"Alexander Short and Shute roll effortlessly together as the roiling, muddy currents of the underworld’s River Styx. Becoming Hades, Shute rests alongside Eliza Talbott (Persephone) on Short’s back. Shute presses and prods Talbott as she struggles away from his grasp, until his hand reaches her mouth to feed her the pomegranate seed that will lock Persephone into his world. Ultimately, Talbott’s Persephone sits with her mother, Demeter (Nicole McClam), at the stage edge, Demeter’s stunned gaze revealing Persephone’s fate."--from the thINKing Dance review of Plunging into the Stream, Mascher Space Cooperative in Philadelphia, by Beau Hancock, Dec 12, 2014.
Our vision of Persephone (2014) emphasizes her relationship with her mother, fertility goddess Demeter. Nicole McClam tries to comfort and console her depressed teenaged daughter, played by Eliza Talbott, who shakes off the tender hands.
The two sit upon the bodies of Malcolm Shute and Alex Short, playing Hades and Charon, respectively. They shift slowly at first, ultimately creating a landslide that engulfs Persephone. Shute grabs Talbott's waist, yanking her from her mother's grasp.
Violence is the dark heart of the Persephone myth. In the underworld, Hades and Persephone grapple while seated upon the back of Charon. Hades maintains his seated posture, a pretension of dignity undercut by his groping fingers, which find their way to Persephone's back, shoulders, and knee. Persephone is allowed to escape because she has eaten the pomegranate seed, and so must return.
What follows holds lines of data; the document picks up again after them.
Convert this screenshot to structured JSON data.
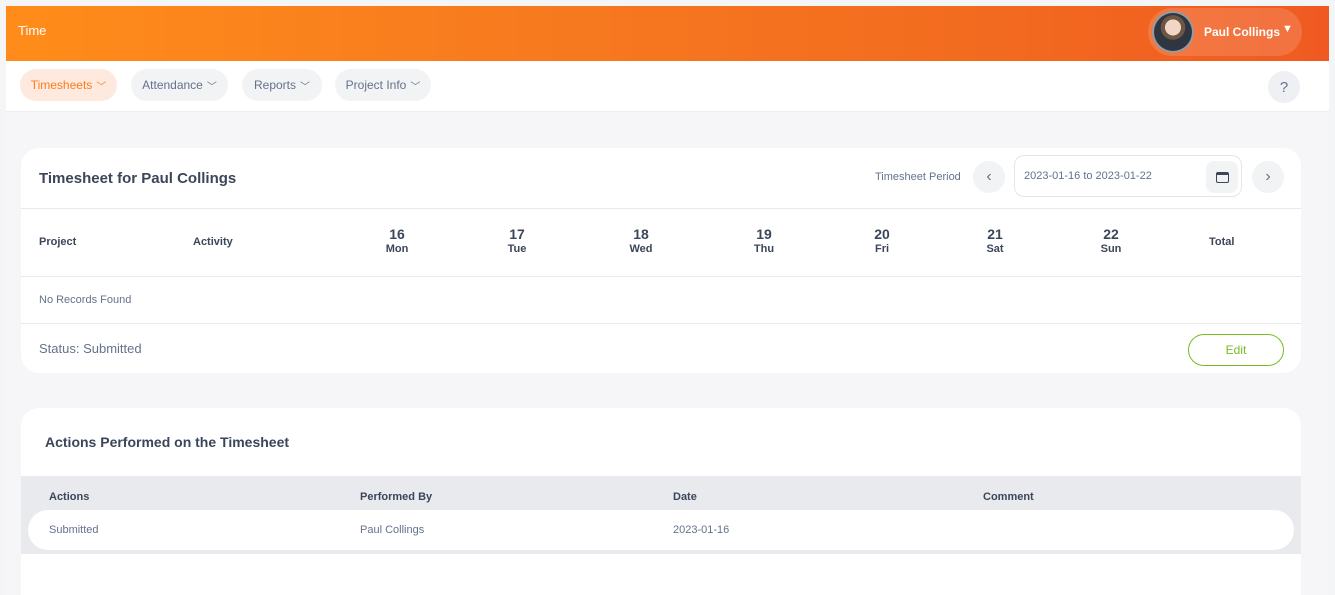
{
  "header": {
    "module_title": "Time",
    "user_name": "Paul Collings"
  },
  "nav": {
    "items": [
      {
        "label": "Timesheets",
        "active": true
      },
      {
        "label": "Attendance",
        "active": false
      },
      {
        "label": "Reports",
        "active": false
      },
      {
        "label": "Project Info",
        "active": false
      }
    ],
    "help": "?"
  },
  "timesheet": {
    "title": "Timesheet for Paul Collings",
    "period_label": "Timesheet Period",
    "period_value": "2023-01-16 to 2023-01-22",
    "columns": {
      "project": "Project",
      "activity": "Activity",
      "total": "Total"
    },
    "days": [
      {
        "num": "16",
        "name": "Mon"
      },
      {
        "num": "17",
        "name": "Tue"
      },
      {
        "num": "18",
        "name": "Wed"
      },
      {
        "num": "19",
        "name": "Thu"
      },
      {
        "num": "20",
        "name": "Fri"
      },
      {
        "num": "21",
        "name": "Sat"
      },
      {
        "num": "22",
        "name": "Sun"
      }
    ],
    "no_records": "No Records Found",
    "status": "Status: Submitted",
    "edit_label": "Edit"
  },
  "actions": {
    "title": "Actions Performed on the Timesheet",
    "headers": {
      "actions": "Actions",
      "performed_by": "Performed By",
      "date": "Date",
      "comment": "Comment"
    },
    "rows": [
      {
        "action": "Submitted",
        "performed_by": "Paul Collings",
        "date": "2023-01-16",
        "comment": ""
      }
    ]
  },
  "colors": {
    "accent": "#ff7b1d",
    "edit": "#76bc21",
    "text": "#64728c"
  }
}
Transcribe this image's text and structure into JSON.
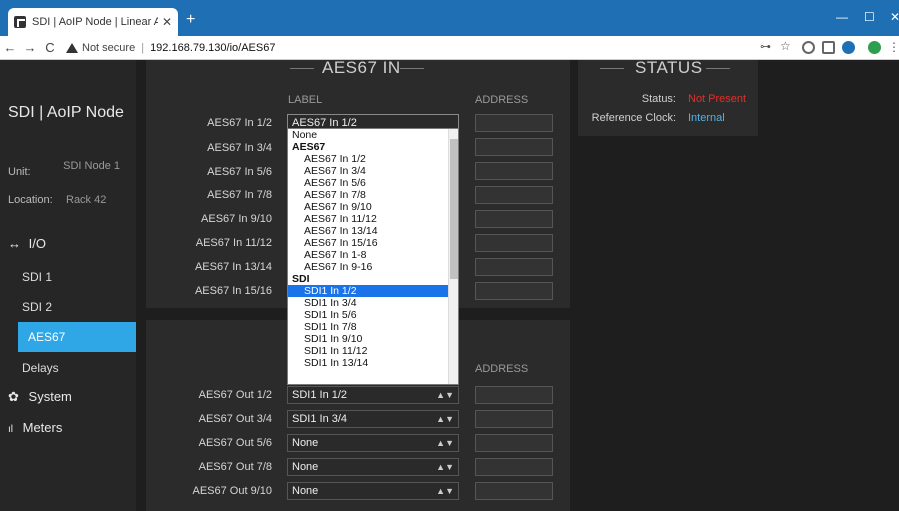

Suffering binds Persephone and her mother: it is not a tale with a happy ending. Persephone returns to the light of day, but only briefly. The myth symbolizes the changing of seasons, but also the imminence of illness, which withers all growth. It also raises the ubiquity of violence in our culture, for which, so far, we have no cure.